I have acquired a copy of R. Wilmott’s English Sacred Poetry of The Seventeenth, Eighteenth and Nineteenth Centuries (1861) for the Dalziel brothers engravings. Which I am moderately pleased with. The book itself is fantastic looking. Comically heavy-bound and smoky-dark object. Zoë (age 7) got to see the thing before I did and her reaction shows she understands me well: ‘Daddy is going to love this. It even has water damage.’
And now I would like to report that the book contains the single worst argument against atheism yet devised. I present “The Atheist and the Acorn”, by Anne, the Duchess of Winchelsea. Complete with an engraving of the young PZ Myers by H.S. Marks:
Methinks this world is oddly made,
And every thing’s amiss,
A dull presuming atheist said,
As stretch’d he lay beneath a shade,

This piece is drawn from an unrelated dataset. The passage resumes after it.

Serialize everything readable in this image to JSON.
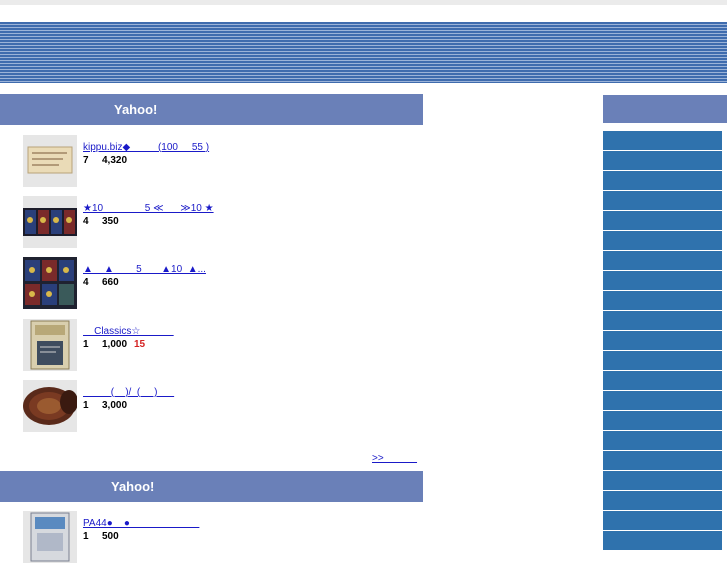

And instanced it in this:
Behold, quoth he, that mighty thing,
A pumpkin, large and round,
Is held but by a little string,
Which upwards cannot make it spring,
Or bear it from the ground.
While on this oak, an acorn small,
So disproportion’d, grows;
That, who with sense surveys this all,
This universal casual ball,
Its ill contrivance knows.
My better judgment would have hung
The pumpkin on the tree,
And left the acorn, lightly strung,
‘Mongst things which on the surface sprung,
And small and feeble be.
No more the caviller could say,
Nor further faults descry;
For as he upwards gazing lay,
An acorn, loosen’d from its stay,
Fell down upon his eye.
The wounded part with tears ran o’er,
As punish’d for the sin:
Fool! had that bough a pumpkin bore,
Thy whimseys would have work’d no more,
Nor skull have kept them in.